Russian theorist Alexei Olovnikov was the first to recognize (1971) the problem of how chromosomes could replicate right to the tip, as such was impossible with replication in a 5' to 3' direction.
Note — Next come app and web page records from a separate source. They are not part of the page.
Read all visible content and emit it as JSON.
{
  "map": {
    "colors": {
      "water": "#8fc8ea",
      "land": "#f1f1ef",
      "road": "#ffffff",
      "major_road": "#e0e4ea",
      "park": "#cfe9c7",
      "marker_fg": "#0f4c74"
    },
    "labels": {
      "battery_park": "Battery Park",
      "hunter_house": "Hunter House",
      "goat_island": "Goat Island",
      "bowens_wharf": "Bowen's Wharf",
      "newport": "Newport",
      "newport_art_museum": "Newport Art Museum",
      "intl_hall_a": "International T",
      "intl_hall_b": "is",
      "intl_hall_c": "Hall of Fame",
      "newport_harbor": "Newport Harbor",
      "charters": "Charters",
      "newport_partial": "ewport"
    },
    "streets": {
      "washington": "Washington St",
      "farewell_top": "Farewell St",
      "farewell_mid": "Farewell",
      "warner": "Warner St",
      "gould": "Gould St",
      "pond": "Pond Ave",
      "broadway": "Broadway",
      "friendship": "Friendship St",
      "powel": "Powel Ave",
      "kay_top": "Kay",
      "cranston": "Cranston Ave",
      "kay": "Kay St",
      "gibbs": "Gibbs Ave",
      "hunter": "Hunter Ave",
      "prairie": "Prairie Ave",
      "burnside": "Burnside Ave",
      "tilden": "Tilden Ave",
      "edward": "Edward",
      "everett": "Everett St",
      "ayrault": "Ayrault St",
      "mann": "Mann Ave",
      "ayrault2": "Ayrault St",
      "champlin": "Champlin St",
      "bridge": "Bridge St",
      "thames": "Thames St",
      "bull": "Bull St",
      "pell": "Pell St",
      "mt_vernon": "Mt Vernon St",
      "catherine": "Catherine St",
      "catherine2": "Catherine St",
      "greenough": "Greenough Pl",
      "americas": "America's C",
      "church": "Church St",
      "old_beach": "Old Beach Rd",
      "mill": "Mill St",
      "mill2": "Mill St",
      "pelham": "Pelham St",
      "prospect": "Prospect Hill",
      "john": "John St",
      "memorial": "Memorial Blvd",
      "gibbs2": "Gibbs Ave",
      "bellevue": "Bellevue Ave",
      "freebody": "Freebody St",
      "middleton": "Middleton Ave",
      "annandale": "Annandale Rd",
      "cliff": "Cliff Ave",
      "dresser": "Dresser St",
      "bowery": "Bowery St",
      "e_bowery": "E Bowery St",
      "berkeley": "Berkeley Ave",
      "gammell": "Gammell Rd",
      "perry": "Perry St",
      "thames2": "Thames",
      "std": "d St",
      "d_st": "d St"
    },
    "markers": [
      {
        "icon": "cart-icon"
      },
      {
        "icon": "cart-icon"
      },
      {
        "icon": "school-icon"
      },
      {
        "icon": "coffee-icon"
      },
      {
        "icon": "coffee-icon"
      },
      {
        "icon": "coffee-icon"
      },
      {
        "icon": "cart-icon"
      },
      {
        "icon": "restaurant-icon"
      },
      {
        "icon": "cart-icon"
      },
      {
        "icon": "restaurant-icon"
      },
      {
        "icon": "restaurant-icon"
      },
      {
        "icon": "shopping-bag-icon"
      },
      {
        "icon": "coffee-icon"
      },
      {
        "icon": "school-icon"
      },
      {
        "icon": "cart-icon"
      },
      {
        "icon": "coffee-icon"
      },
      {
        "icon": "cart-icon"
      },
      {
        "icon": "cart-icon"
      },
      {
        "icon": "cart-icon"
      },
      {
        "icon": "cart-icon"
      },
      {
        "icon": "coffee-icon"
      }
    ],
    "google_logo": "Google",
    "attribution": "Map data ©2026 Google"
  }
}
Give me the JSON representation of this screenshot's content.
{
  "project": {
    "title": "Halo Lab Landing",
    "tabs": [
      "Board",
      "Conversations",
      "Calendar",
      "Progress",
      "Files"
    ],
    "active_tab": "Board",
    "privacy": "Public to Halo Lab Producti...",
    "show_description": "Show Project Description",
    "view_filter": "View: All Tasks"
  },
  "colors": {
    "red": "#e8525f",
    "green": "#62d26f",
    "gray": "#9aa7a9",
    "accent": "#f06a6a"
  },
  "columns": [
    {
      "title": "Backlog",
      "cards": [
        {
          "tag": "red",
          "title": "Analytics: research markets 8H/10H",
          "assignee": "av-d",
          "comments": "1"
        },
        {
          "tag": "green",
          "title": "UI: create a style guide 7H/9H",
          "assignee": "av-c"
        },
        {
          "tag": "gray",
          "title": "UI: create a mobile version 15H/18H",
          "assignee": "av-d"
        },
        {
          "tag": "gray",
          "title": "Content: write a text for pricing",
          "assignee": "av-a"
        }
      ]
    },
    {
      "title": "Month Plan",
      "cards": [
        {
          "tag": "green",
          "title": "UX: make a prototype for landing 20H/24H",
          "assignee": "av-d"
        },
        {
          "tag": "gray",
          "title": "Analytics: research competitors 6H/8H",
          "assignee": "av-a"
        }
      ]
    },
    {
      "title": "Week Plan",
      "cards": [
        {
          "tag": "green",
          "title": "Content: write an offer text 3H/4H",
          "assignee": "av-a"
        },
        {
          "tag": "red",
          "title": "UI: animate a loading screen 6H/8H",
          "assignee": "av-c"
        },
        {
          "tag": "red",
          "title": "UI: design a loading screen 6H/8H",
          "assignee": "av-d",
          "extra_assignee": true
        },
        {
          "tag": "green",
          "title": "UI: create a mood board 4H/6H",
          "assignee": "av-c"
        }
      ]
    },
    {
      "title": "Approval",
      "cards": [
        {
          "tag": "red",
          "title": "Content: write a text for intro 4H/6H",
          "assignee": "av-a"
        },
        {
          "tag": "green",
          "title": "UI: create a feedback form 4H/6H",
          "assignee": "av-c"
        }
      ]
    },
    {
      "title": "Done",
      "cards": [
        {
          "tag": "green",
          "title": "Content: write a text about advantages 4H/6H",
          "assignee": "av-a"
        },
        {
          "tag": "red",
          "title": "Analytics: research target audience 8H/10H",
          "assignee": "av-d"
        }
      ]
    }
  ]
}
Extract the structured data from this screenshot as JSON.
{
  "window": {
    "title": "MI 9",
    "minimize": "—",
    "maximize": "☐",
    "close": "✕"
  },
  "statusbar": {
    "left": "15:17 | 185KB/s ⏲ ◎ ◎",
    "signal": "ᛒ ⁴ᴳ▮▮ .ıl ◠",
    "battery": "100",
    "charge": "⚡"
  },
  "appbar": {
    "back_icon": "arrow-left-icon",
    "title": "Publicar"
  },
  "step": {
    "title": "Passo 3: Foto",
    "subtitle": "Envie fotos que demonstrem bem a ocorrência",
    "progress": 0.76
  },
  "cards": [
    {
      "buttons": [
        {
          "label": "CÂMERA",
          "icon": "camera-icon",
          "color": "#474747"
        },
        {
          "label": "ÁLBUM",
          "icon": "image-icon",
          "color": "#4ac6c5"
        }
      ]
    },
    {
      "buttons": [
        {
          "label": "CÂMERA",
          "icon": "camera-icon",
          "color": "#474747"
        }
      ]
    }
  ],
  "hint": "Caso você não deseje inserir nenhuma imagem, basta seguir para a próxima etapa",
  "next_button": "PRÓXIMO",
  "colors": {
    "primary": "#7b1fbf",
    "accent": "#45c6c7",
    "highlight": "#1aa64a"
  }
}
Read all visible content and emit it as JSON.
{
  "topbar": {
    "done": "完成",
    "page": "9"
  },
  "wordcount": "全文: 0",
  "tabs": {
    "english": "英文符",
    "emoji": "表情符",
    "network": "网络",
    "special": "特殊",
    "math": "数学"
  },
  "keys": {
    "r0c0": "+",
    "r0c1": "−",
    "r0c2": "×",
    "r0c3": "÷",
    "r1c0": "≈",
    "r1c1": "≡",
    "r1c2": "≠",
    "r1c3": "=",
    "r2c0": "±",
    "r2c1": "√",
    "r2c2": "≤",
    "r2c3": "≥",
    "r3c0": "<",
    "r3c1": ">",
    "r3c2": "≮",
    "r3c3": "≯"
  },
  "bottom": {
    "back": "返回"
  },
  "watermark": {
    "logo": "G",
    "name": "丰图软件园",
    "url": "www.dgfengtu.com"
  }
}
To solve this and to accommodate Leonard Hayflick's idea of limited somatic cell division, Olovnikov suggested that DNA sequences would be lost in every replicative phase until they reached a critical level, at which point cell division would stop.
During cell division, enzymes that duplicate the chromosome and its DNA cannot continue their duplication all the way to the end of the chromosome.
If cells divided without telomeres, they would lose the ends of their chromosomes, and the necessary information they contain. (In 1972, James Watson named this phenomenon the "end replication problem".)
The telomeres are disposable buffers blocking the ends of the chromosomes and are consumed during cell division and replenished by an enzyme, the telomerase reverse transcriptase.
They have been likened to the aglets (tips) on the ends of shoelaces that keep them from fraying.
In 1975–1977, Blackburn, working as a postdoctoral fellow at Yale University with Joseph Gall, discovered the unusual nature of telomeres, with their simple repeated DNA sequences composing chromosome ends. Their work was published in 1978.
The telomere shortening mechanism normally limits cells to a fixed number of divisions, and animal studies suggest that this is responsible for aging on the cellular level and sets a limit on lifespans.
Telomeres protect a cell's chromosomes from fusing with each other or rearranging—abnormalities which can lead to cancer—and so cells are normally destroyed when their telomeres are consumed. Most cancers are the result of "immortal" cells which have ways of evading this programmed destruction.
Elizabeth Blackburn, Carol Greider, and Jack Szostak were awarded the 2009 Nobel Prize in Physiology or Medicine for the discovery of how chromosomes are protected by telomeres and the enzyme telomerase.
This article is licensed under the Creative Commons Attribution-ShareAlike License. It uses material from the Wikipedia article on "Telomere" All material adapted used from Wikipedia is available under the terms of the Creative Commons Attribution-ShareAlike License. Wikipedia® itself is a registered trademark of the Wikimedia Foundation, Inc.